SEI is not recommending that its investors take on a large amount of additional risk in order to boost those returns. Instead, the company is recommending that clients invest in some high yield and emerging market equities and bonds, but overall, SEI is “having the hard conversation” to reset clients’ expectations for lower returns, Smigiel says.

Smigiel also believes that investors should buck the recent trend to turn to passive, lower cost investments and consider actively managed funds. “If you can add even 50 to 100 basis points to your return net of fees, that is pretty meaningful. Every little bit helps,” he says.

Robert Johnson, president and CEO of The American College of Financial Services in Bryn Mawr, Pennsylvania, also expects that equity and bond market returns over the next 10 years could be significantly lower. He is hopeful that once investors catch wind of this, it will motivate them to save more. For younger investors, Johnson does not think they should dramatically change their allocations, as they have a long time horizon ahead of them.

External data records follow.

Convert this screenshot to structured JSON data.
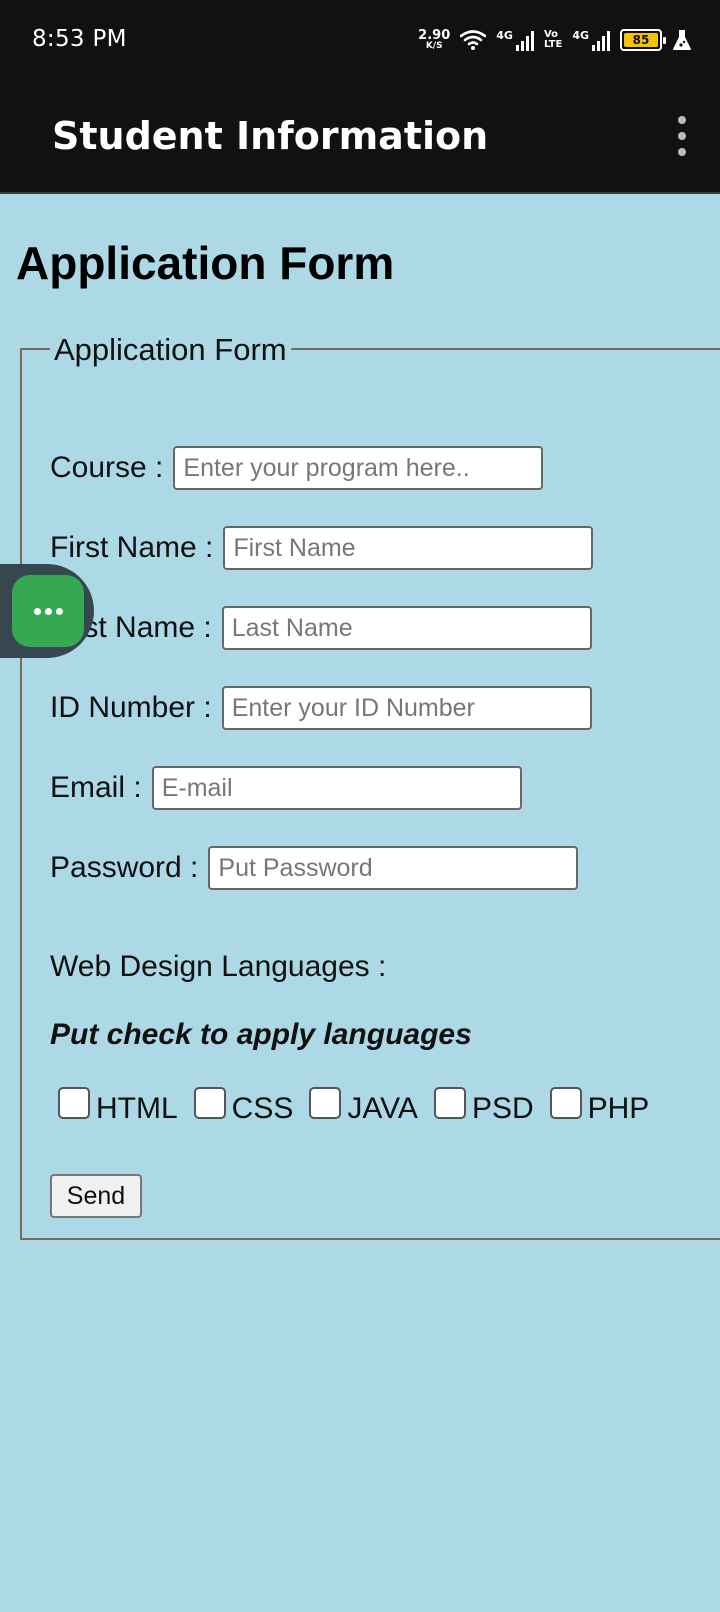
{
  "status_bar": {
    "time": "8:53 PM",
    "net_speed": "2.90",
    "net_unit": "K/S",
    "network1": "4G",
    "volte_top": "Vo",
    "volte_bottom": "LTE",
    "network2": "4G",
    "battery_level": "85",
    "icons": [
      "wifi-icon",
      "signal-icon",
      "battery-icon",
      "flask-icon"
    ],
    "battery_color": "#f4c20d"
  },
  "app_bar": {
    "title": "Student Information",
    "menu_icon": "more-vert-icon"
  },
  "page": {
    "title": "Application Form"
  },
  "form": {
    "legend": "Application Form",
    "fields": {
      "course": {
        "label": "Course :",
        "placeholder": "Enter your program here.."
      },
      "first_name": {
        "label": "First Name :",
        "placeholder": "First Name"
      },
      "last_name": {
        "label": "Last Name :",
        "placeholder": "Last Name"
      },
      "id_number": {
        "label": "ID Number :",
        "placeholder": "Enter your ID Number"
      },
      "email": {
        "label": "Email :",
        "placeholder": "E-mail"
      },
      "password": {
        "label": "Password :",
        "placeholder": "Put Password"
      }
    },
    "languages_label": "Web Design Languages :",
    "languages_hint": "Put check to apply languages",
    "languages": [
      {
        "label": "HTML",
        "checked": false
      },
      {
        "label": "CSS",
        "checked": false
      },
      {
        "label": "JAVA",
        "checked": false
      },
      {
        "label": "PSD",
        "checked": false
      },
      {
        "label": "PHP",
        "checked": false
      }
    ],
    "send_label": "Send"
  },
  "floating_button": {
    "icon": "more-horiz-icon",
    "color": "#34a853"
  },
  "colors": {
    "background": "#add8e6",
    "bar": "#111111"
  }
}
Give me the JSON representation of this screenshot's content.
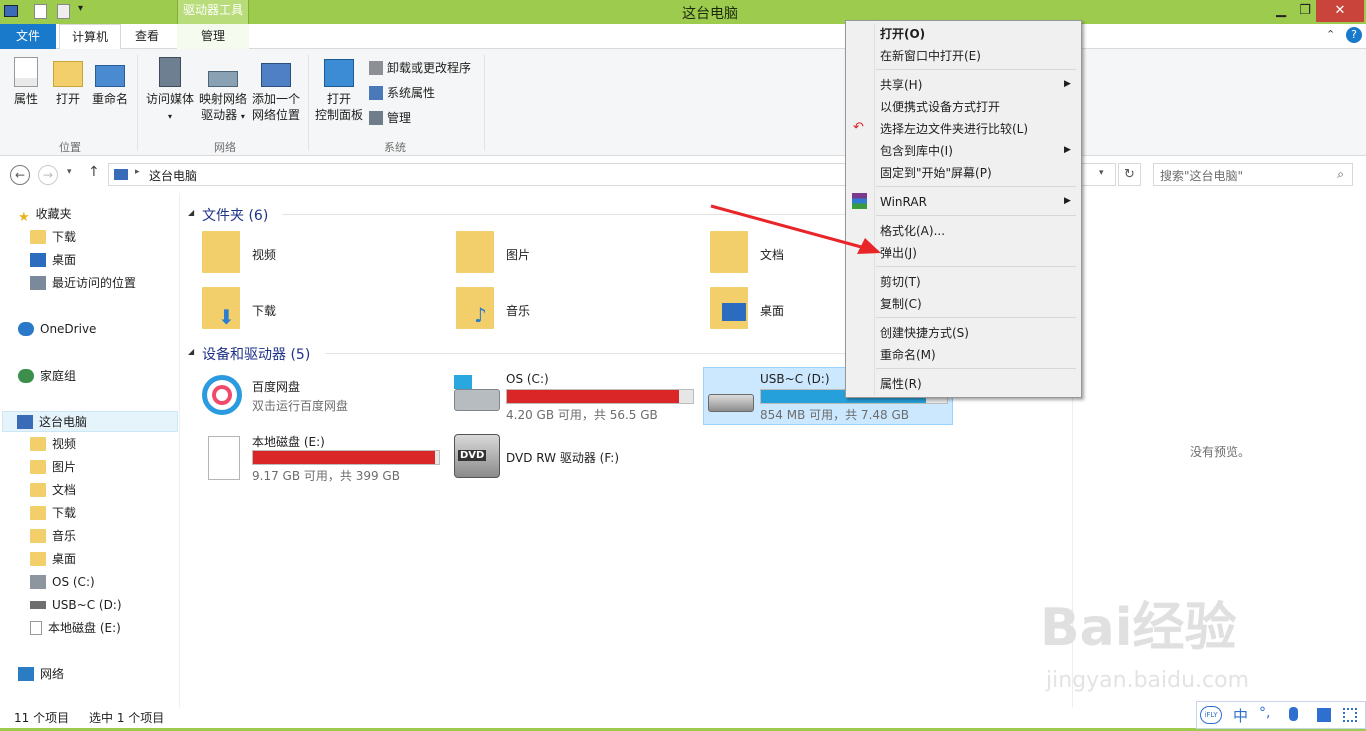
{
  "window": {
    "title": "这台电脑",
    "context_tab_group": "驱动器工具",
    "minimize": "▁",
    "maximize": "❐",
    "close": "✕"
  },
  "tabs": {
    "file": "文件",
    "computer": "计算机",
    "view": "查看",
    "manage": "管理"
  },
  "ribbon": {
    "location": {
      "label": "位置",
      "properties": "属性",
      "open": "打开",
      "rename": "重命名"
    },
    "network": {
      "label": "网络",
      "access_media": "访问媒体",
      "map_drive_1": "映射网络",
      "map_drive_2": "驱动器",
      "add_location_1": "添加一个",
      "add_location_2": "网络位置"
    },
    "system": {
      "label": "系统",
      "open_cp_1": "打开",
      "open_cp_2": "控制面板",
      "uninstall": "卸载或更改程序",
      "sys_props": "系统属性",
      "manage": "管理"
    }
  },
  "address": {
    "path": "这台电脑",
    "search_placeholder": "搜索\"这台电脑\""
  },
  "nav": {
    "favorites": "收藏夹",
    "downloads": "下载",
    "desktop": "桌面",
    "recent": "最近访问的位置",
    "onedrive": "OneDrive",
    "homegroup": "家庭组",
    "this_pc": "这台电脑",
    "videos": "视频",
    "pictures": "图片",
    "documents": "文档",
    "downloads2": "下载",
    "music": "音乐",
    "desktop2": "桌面",
    "os_c": "OS (C:)",
    "usb_d": "USB~C (D:)",
    "local_e": "本地磁盘 (E:)",
    "network": "网络"
  },
  "folders": {
    "header": "文件夹 (6)",
    "items": [
      "视频",
      "图片",
      "文档",
      "下载",
      "音乐",
      "桌面"
    ]
  },
  "devices": {
    "header": "设备和驱动器 (5)",
    "baidu": {
      "name": "百度网盘",
      "sub": "双击运行百度网盘"
    },
    "os_c": {
      "name": "OS (C:)",
      "sub": "4.20 GB 可用，共 56.5 GB",
      "fill": 0.926
    },
    "usb_d": {
      "name": "USB~C (D:)",
      "sub": "854 MB 可用，共 7.48 GB",
      "fill": 0.889
    },
    "local_e": {
      "name": "本地磁盘 (E:)",
      "sub": "9.17 GB 可用，共 399 GB",
      "fill": 0.977
    },
    "dvd": {
      "name": "DVD RW 驱动器 (F:)",
      "badge": "DVD"
    }
  },
  "preview": {
    "empty": "没有预览。"
  },
  "status": {
    "count": "11 个项目",
    "selected": "选中 1 个项目"
  },
  "context_menu": {
    "open": "打开(O)",
    "open_new": "在新窗口中打开(E)",
    "share": "共享(H)",
    "open_portable": "以便携式设备方式打开",
    "compare": "选择左边文件夹进行比较(L)",
    "include_library": "包含到库中(I)",
    "pin_start": "固定到\"开始\"屏幕(P)",
    "winrar": "WinRAR",
    "format": "格式化(A)...",
    "eject": "弹出(J)",
    "cut": "剪切(T)",
    "copy": "复制(C)",
    "shortcut": "创建快捷方式(S)",
    "rename": "重命名(M)",
    "properties": "属性(R)"
  },
  "ime": {
    "mode": "中",
    "logo": "iFLY"
  },
  "watermark": {
    "brand": "Bai经验",
    "url": "jingyan.baidu.com"
  },
  "colors": {
    "title_green": "#9ccb4d",
    "file_tab_blue": "#1979ca",
    "bar_red": "#da2626",
    "bar_blue": "#26a0da",
    "arrow_red": "#e8262a"
  }
}
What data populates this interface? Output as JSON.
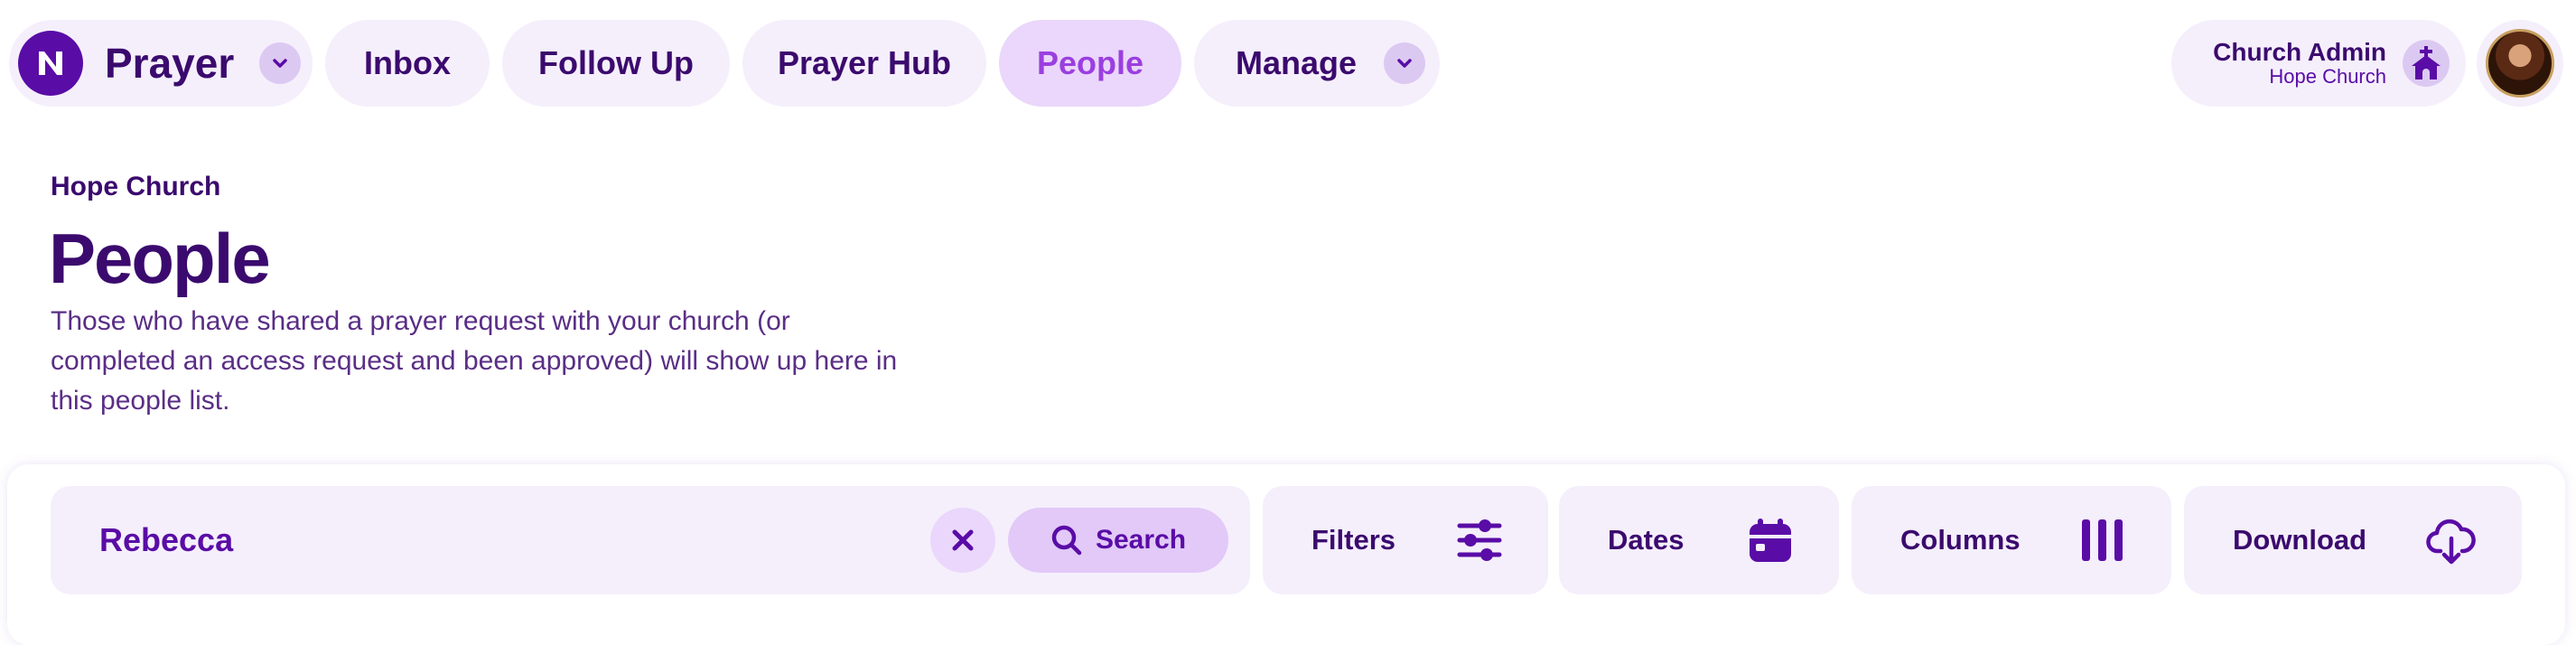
{
  "brand": {
    "name": "Prayer",
    "logo_icon": "logo-icon"
  },
  "nav": {
    "tabs": [
      {
        "label": "Inbox"
      },
      {
        "label": "Follow Up"
      },
      {
        "label": "Prayer Hub"
      },
      {
        "label": "People",
        "active": true
      },
      {
        "label": "Manage",
        "has_dropdown": true
      }
    ]
  },
  "user": {
    "role": "Church Admin",
    "church": "Hope Church",
    "icon": "church-icon"
  },
  "header": {
    "org": "Hope Church",
    "title": "People",
    "description": "Those who have shared a prayer request with your church (or completed an access request and been approved) will show up here in this people list."
  },
  "toolbar": {
    "search_value": "Rebecca",
    "search_label": "Search",
    "filters_label": "Filters",
    "dates_label": "Dates",
    "columns_label": "Columns",
    "download_label": "Download"
  },
  "colors": {
    "accent": "#5a0ca6",
    "text": "#3b0a6e",
    "pill_bg": "#f5effc",
    "active_tab_bg": "#ead7fb",
    "active_tab_text": "#9b3fe0"
  }
}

However, older investors within 10 years of retirement are truly in the “red zone,” Johnson says. The worst thing they could do is to embrace more risk, he says. “If you are behind on retirement savings, there isn’t a whole lot you can do to make up the difference other than try to stay in the workforce longer, save more money, plan on a lower standard of living in retirement and delay taking Social Security” until the payments would reach the maximum.

Aash Shah, senior portfolio manager at Summit Global Investments in Salt Lake City, Utah, believes that in light of the projected lower returns, investors should build a “defensive portfolio.”

NEXT: Building a defensive portfolio